About the book:
THERE WERE THREE THINGS I WAS CERTAIN ABOUT.
First, I would never kill another person. But when a family friend murdered my father, I destroyed her with a power I didn’t even know I possessed.
Second, I would never strike another bargain. But faeries could bring the dead back, so when Cruz offered to revive my father, I accepted.
Third, I would never marry an enemy, but every bargain comes at a price. The price of mine: I had to marry Cruz and move to the faerie isle.
For the first time in my life, I wondered if death wouldn’t be a kinder end.
Review by Katy Haye:
I enjoyed Rising Silver Mist, but not quite as much as I did the earlier books in the Lost Clan series. Cat was glorious as ever. I loved her dilemma as she tried to come to terms with all the different elements of herself – and what she was capable of. And the folklore of hunters and faeries was sumptuous. We got to see Nevarra in this book, and that’s where my problems started.
I want the fantasy worlds I read about to be places I’d want to go and visit, and Nevarra I’d run a mile from. Maybe it’s just an unfortunate coincidence that I’ve read several fae books lately, and all of them were worlds presented as being thoroughly sexist and misogynistic. We didn’t get to see it (thank goodness), but in Nevarra rape is perfectly acceptable, so long as it’s a higher-status male attacking a lower-status female. I’m a woman, and of course I know that sexism and gender inequality are important issues, and exploring sexism and its effects in literature is a good thing to do. But I really don’t like reading about it. I’d much rather be uplifted in fiction. I’d rather stories gave us patterns of places where sex and gender and other human inequalities aren’t an issue – show me worlds where we can get on without demeaning people based purely on a chance difference in chromosomes.
But I’m getting a little adrift. Sexist world aside, Rising Silver Mist was a solid and satisfying end to Ace and Catori’s story. I’m delighted Cat got to understand and use her abilities, I just wish she hadn’t needed to go to Nevarra to do so.

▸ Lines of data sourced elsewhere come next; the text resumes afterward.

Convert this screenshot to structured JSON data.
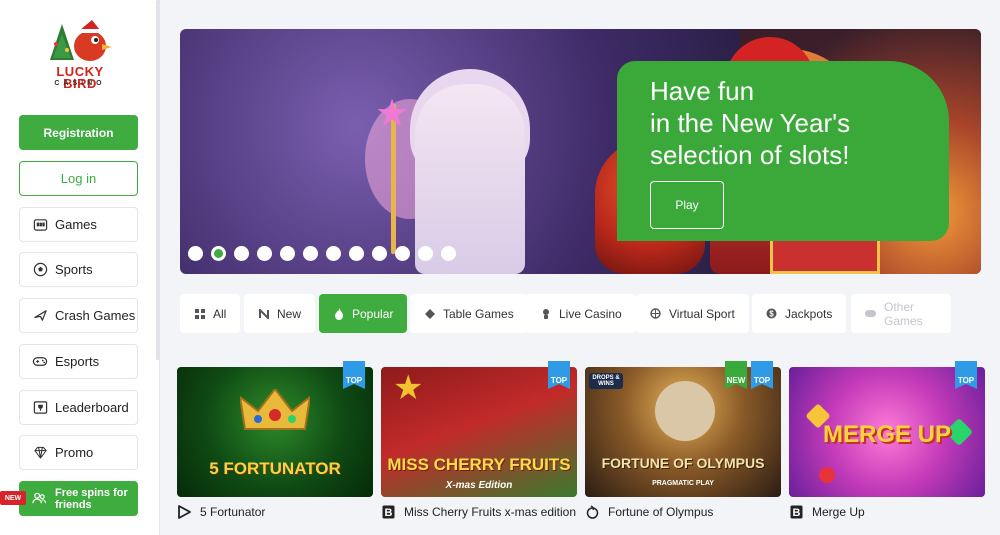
{
  "logo": {
    "line1": "LUCKY BIRD",
    "line2": "CASINO"
  },
  "sidebar": {
    "registration": "Registration",
    "login": "Log in",
    "items": [
      {
        "label": "Games",
        "icon": "slot-machine-icon"
      },
      {
        "label": "Sports",
        "icon": "soccer-ball-icon"
      },
      {
        "label": "Crash Games",
        "icon": "plane-icon"
      },
      {
        "label": "Esports",
        "icon": "gamepad-icon"
      },
      {
        "label": "Leaderboard",
        "icon": "trophy-board-icon"
      },
      {
        "label": "Promo",
        "icon": "diamond-icon"
      }
    ],
    "free_spins": "Free spins for friends",
    "new_badge": "NEW"
  },
  "banner": {
    "headline_line1": "Have fun",
    "headline_line2": "in the New Year's",
    "headline_line3": "selection of slots!",
    "play_label": "Play",
    "slide_count": 12,
    "active_slide": 2
  },
  "tabs": [
    {
      "label": "All",
      "icon": "grid-icon",
      "active": false
    },
    {
      "label": "New",
      "icon": "new-icon",
      "active": false
    },
    {
      "label": "Popular",
      "icon": "flame-icon",
      "active": true
    },
    {
      "label": "Table Games",
      "icon": "diamond-card-icon",
      "active": false
    },
    {
      "label": "Live Casino",
      "icon": "dealer-icon",
      "active": false
    },
    {
      "label": "Virtual Sport",
      "icon": "ball-icon",
      "active": false
    },
    {
      "label": "Jackpots",
      "icon": "coin-icon",
      "active": false
    },
    {
      "label": "Other Games",
      "icon": "controller-icon",
      "active": false
    }
  ],
  "games": [
    {
      "name": "5 Fortunator",
      "art_title": "5 FORTUNATOR",
      "badges": [
        "TOP"
      ],
      "provider_icon": "play-provider-icon"
    },
    {
      "name": "Miss Cherry Fruits x-mas edition",
      "art_title": "MISS CHERRY FRUITS",
      "art_subtitle": "X-mas Edition",
      "badges": [
        "TOP"
      ],
      "provider_icon": "b-provider-icon"
    },
    {
      "name": "Fortune of Olympus",
      "art_title": "FORTUNE OF OLYMPUS",
      "art_subtitle": "PRAGMATIC PLAY",
      "badges": [
        "NEW",
        "TOP"
      ],
      "provider_icon": "pragmatic-provider-icon",
      "tag": "DROPS & WINS"
    },
    {
      "name": "Merge Up",
      "art_title": "MERGE UP",
      "badges": [
        "TOP"
      ],
      "provider_icon": "b-provider-icon"
    }
  ]
}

Katy Haye writes speculative fiction for young adults. Fantasy, The Last Gatekeeper, is available now.